NBC strike set for today

22 April 2021 | Labour

OGONE TLHAGE

WINDHOEK



Employees of the Namibian Broadcasting Corporation will commence with a strike today and maintain that the corporation negotiated in bad faith and unfairly paid bonuses to several managers.

Employees are demanding a 5.1% salary hike and backpay.

The acting chairperson of the representative committee of the NBC workers' union, Johanes Lengi, said various unsuccessful attempts had been made to avert a strike.

“On Thursday we will strike. We signed the rules on Monday and the notice is already out,” he said earlier this week.

The ministry of labour and the NBC had been informed of the pending strike, Lengi said.

Lengi accused NBC director-general (DG) Stanley Similo of not engaging the broadcaster's employees on concerns raised.

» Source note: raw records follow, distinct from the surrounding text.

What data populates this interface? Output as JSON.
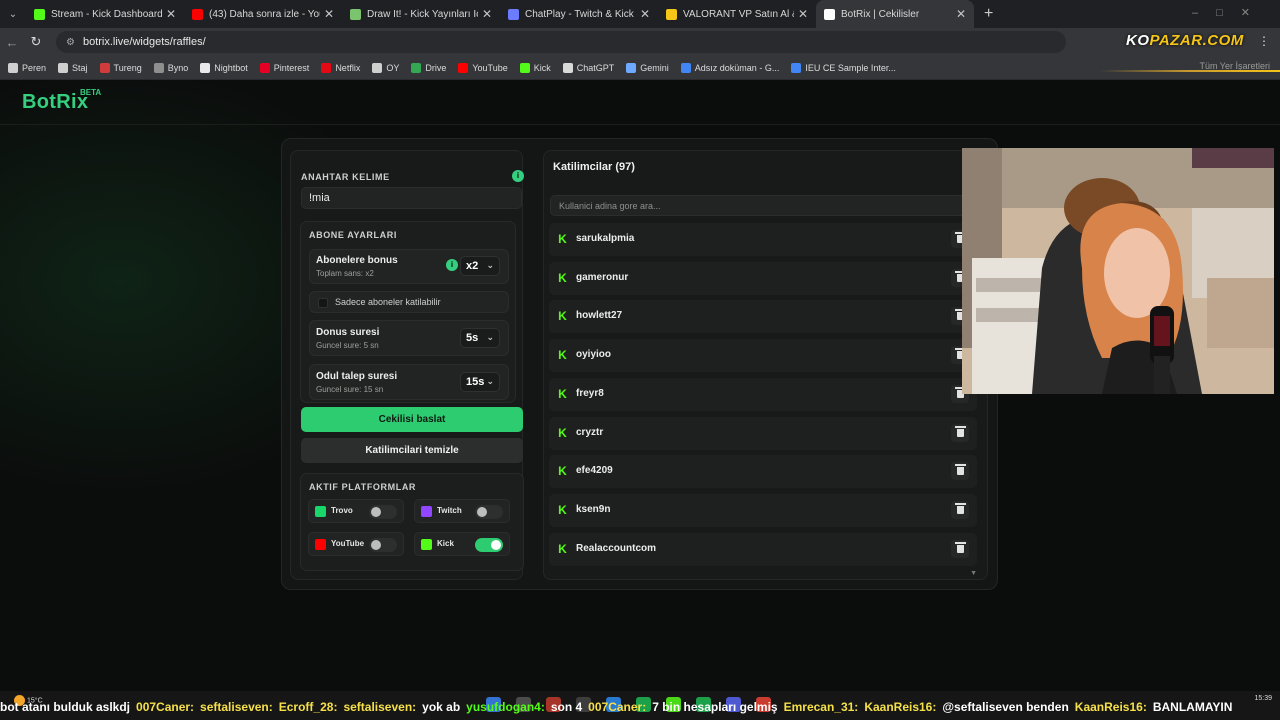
{
  "browser": {
    "tabs": [
      {
        "title": "Stream - Kick Dashboard",
        "icon": "kick-icon",
        "color": "#53fc18",
        "active": false
      },
      {
        "title": "(43) Daha sonra izle - YouTube",
        "icon": "youtube-icon",
        "color": "#ff0000",
        "active": false
      },
      {
        "title": "Draw It! - Kick Yayınları İçin Çiz",
        "icon": "draw-icon",
        "color": "#7cc36e",
        "active": false
      },
      {
        "title": "ChatPlay - Twitch & Kick İzleyic",
        "icon": "chatplay-icon",
        "color": "#6b7cff",
        "active": false
      },
      {
        "title": "VALORANT VP Satın Al & VP Fi",
        "icon": "valorant-icon",
        "color": "#f5c518",
        "active": false
      },
      {
        "title": "BotRix | Cekilisler",
        "icon": "botrix-icon",
        "color": "#ffffff",
        "active": true
      }
    ],
    "url": "botrix.live/widgets/raffles/",
    "bookmarks": [
      {
        "label": "Peren",
        "icon": "folder-icon",
        "color": "#cfcfcf"
      },
      {
        "label": "Staj",
        "icon": "folder-icon",
        "color": "#cfcfcf"
      },
      {
        "label": "Tureng",
        "icon": "tureng-icon",
        "color": "#d23b3b"
      },
      {
        "label": "Byno",
        "icon": "byno-icon",
        "color": "#8f8f8f"
      },
      {
        "label": "Nightbot",
        "icon": "nightbot-icon",
        "color": "#e9e9e9"
      },
      {
        "label": "Pinterest",
        "icon": "pinterest-icon",
        "color": "#e60023"
      },
      {
        "label": "Netflix",
        "icon": "netflix-icon",
        "color": "#e50914"
      },
      {
        "label": "OY",
        "icon": "folder-icon",
        "color": "#cfcfcf"
      },
      {
        "label": "Drive",
        "icon": "drive-icon",
        "color": "#34a853"
      },
      {
        "label": "YouTube",
        "icon": "youtube-icon",
        "color": "#ff0000"
      },
      {
        "label": "Kick",
        "icon": "kick-icon",
        "color": "#53fc18"
      },
      {
        "label": "ChatGPT",
        "icon": "chatgpt-icon",
        "color": "#d9d9d9"
      },
      {
        "label": "Gemini",
        "icon": "gemini-icon",
        "color": "#6ea8ff"
      },
      {
        "label": "Adsız doküman - G...",
        "icon": "docs-icon",
        "color": "#4285f4"
      },
      {
        "label": "IEU CE Sample Inter...",
        "icon": "docs-icon",
        "color": "#4285f4"
      }
    ],
    "all_bookmarks": "Tüm Yer İşaretleri",
    "overlay_logo": {
      "text_a": "KO",
      "text_b": "PAZAR",
      "text_c": ".COM"
    }
  },
  "botrix": {
    "logo": "BotRix",
    "beta": "BETA",
    "keyword": {
      "label": "ANAHTAR KELIME",
      "value": "!mia"
    },
    "subscriber": {
      "section": "ABONE AYARLARI",
      "bonus": {
        "title": "Abonelere bonus",
        "sub": "Toplam sans: x2",
        "value": "x2"
      },
      "only_subs": "Sadece aboneler katilabilir",
      "spin": {
        "title": "Donus suresi",
        "sub": "Guncel sure: 5 sn",
        "value": "5s"
      },
      "claim": {
        "title": "Odul talep suresi",
        "sub": "Guncel sure: 15 sn",
        "value": "15s"
      }
    },
    "start_button": "Cekilisi baslat",
    "clear_button": "Katilimcilari temizle",
    "platforms": {
      "section": "AKTIF PLATFORMLAR",
      "items": [
        {
          "name": "Trovo",
          "enabled": false,
          "color": "#19d66b"
        },
        {
          "name": "Twitch",
          "enabled": false,
          "color": "#9146ff"
        },
        {
          "name": "YouTube",
          "enabled": false,
          "color": "#ff0000"
        },
        {
          "name": "Kick",
          "enabled": true,
          "color": "#53fc18"
        }
      ]
    },
    "participants": {
      "title": "Katilimcilar (97)",
      "search_placeholder": "Kullanici adina gore ara...",
      "list": [
        "sarukalpmia",
        "gameronur",
        "howlett27",
        "oyiyioo",
        "freyr8",
        "cryztr",
        "efe4209",
        "ksen9n",
        "Realaccountcom"
      ]
    }
  },
  "taskbar": {
    "weather": "15°C",
    "time": "15:39",
    "chat": [
      {
        "user": "",
        "msg": "bot atanı bulduk aslkdj"
      },
      {
        "user": "007Caner:",
        "msg": ""
      },
      {
        "user": "seftaliseven:",
        "msg": ""
      },
      {
        "user": "Ecroff_28:",
        "msg": ""
      },
      {
        "user": "seftaliseven:",
        "msg": "yok ab"
      },
      {
        "user": "yusufdogan4:",
        "msg": "son 4"
      },
      {
        "user": "007Caner:",
        "msg": "7 bin hesapları gelmiş"
      },
      {
        "user": "Emrecan_31:",
        "msg": ""
      },
      {
        "user": "KaanReis16:",
        "msg": "@seftaliseven benden"
      },
      {
        "user": "KaanReis16:",
        "msg": "BANLAMAYIN"
      }
    ]
  }
}
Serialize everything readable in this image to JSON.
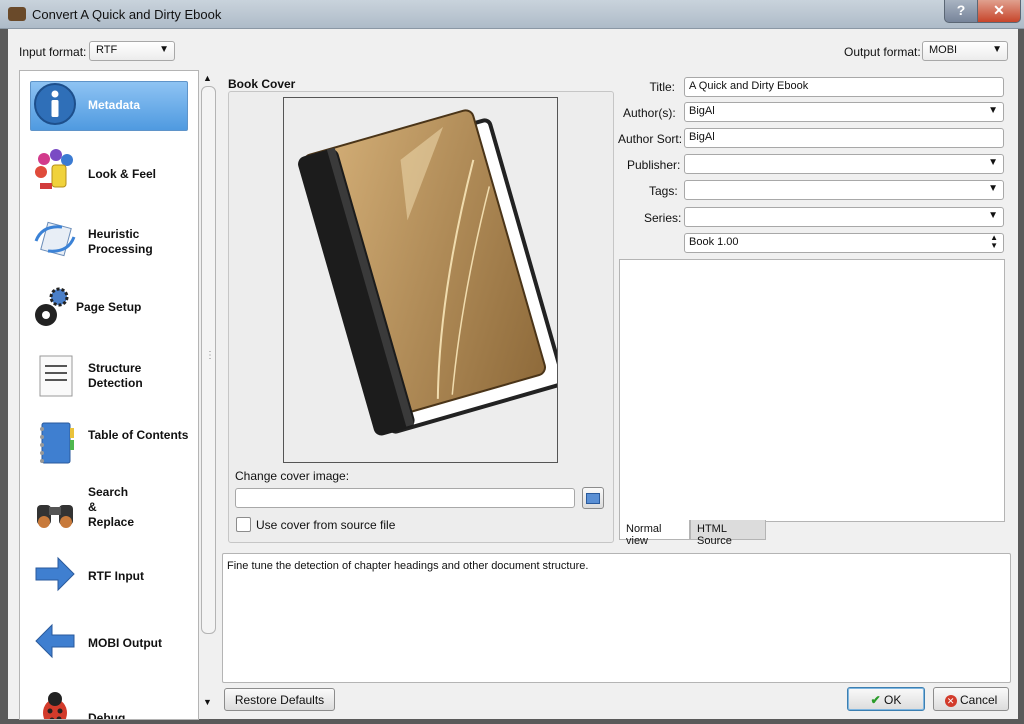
{
  "window": {
    "title": "Convert A Quick and Dirty Ebook",
    "help_label": "?",
    "close_label": "✕"
  },
  "input_format": {
    "label": "Input format:",
    "value": "RTF"
  },
  "output_format": {
    "label": "Output format:",
    "value": "MOBI"
  },
  "sidebar": {
    "items": [
      {
        "label": "Metadata",
        "icon": "info-icon",
        "selected": true
      },
      {
        "label": "Look & Feel",
        "icon": "palette-icon"
      },
      {
        "label": "Heuristic Processing",
        "icon": "heuristic-icon"
      },
      {
        "label": "Page Setup",
        "icon": "gears-icon"
      },
      {
        "label": "Structure Detection",
        "icon": "document-icon"
      },
      {
        "label": "Table of Contents",
        "icon": "notebook-icon"
      },
      {
        "label": "Search & Replace",
        "icon": "binoculars-icon"
      },
      {
        "label": "RTF Input",
        "icon": "arrow-right-icon"
      },
      {
        "label": "MOBI Output",
        "icon": "arrow-left-icon"
      },
      {
        "label": "Debug",
        "icon": "bug-icon"
      }
    ]
  },
  "cover": {
    "heading": "Book Cover",
    "change_label": "Change cover image:",
    "path_value": "",
    "use_source_label": "Use cover from source file",
    "use_source_checked": false
  },
  "metadata": {
    "title_label": "Title:",
    "title_value": "A Quick and Dirty Ebook",
    "authors_label": "Author(s):",
    "authors_value": "BigAl",
    "author_sort_label": "Author Sort:",
    "author_sort_value": "BigAl",
    "publisher_label": "Publisher:",
    "publisher_value": "",
    "tags_label": "Tags:",
    "tags_value": "",
    "series_label": "Series:",
    "series_value": "",
    "series_index": "Book 1.00"
  },
  "tabs": {
    "normal": "Normal view",
    "html": "HTML Source"
  },
  "description": "Fine tune the detection of chapter headings and other document structure.",
  "buttons": {
    "restore": "Restore Defaults",
    "ok": "OK",
    "cancel": "Cancel"
  },
  "colors": {
    "accent": "#4f9ae0",
    "book": "#b08850"
  }
}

“The problem with the DG is we were not engaged … he uses the media. If he wanted a solution, it's not only through the media. The DG never said let's sit around the table. If he thinks we are part and parcel of NBC, we would have sat around the table,” Lengi said.



Bad faith

According to Lengi, employees also questioned why NBC's management had negotiated with employees only to dismiss the decisions made at the meetings.

“Why did they allow people to sit at the negotiating table if they were not mandated,” Lengi said.

Lengi added that management bonuses paid last year and the acquisition of a motor vehicle for the DG showed the opposite of what was said about the corporation's financial constraints.

“They gave themselves those bonuses and bought luxury vehicles. How can you say these things if you give bonuses and go to the extent of buying the DG a luxury car?” he asked.

NBC board chairperson Lazarus Jacobs in February warned that the employees' demands were unjustifiable and that it would place the broadcaster at financial risk.

“There is absolutely no way that the board would put the NBC in financial difficulty and by doing so run the risk of the NBC defaulting on its creditors and statutory payments,” Jacobs said.

“It is therefore the view of the board that any salary increase at this stage is not viable and sustainable.”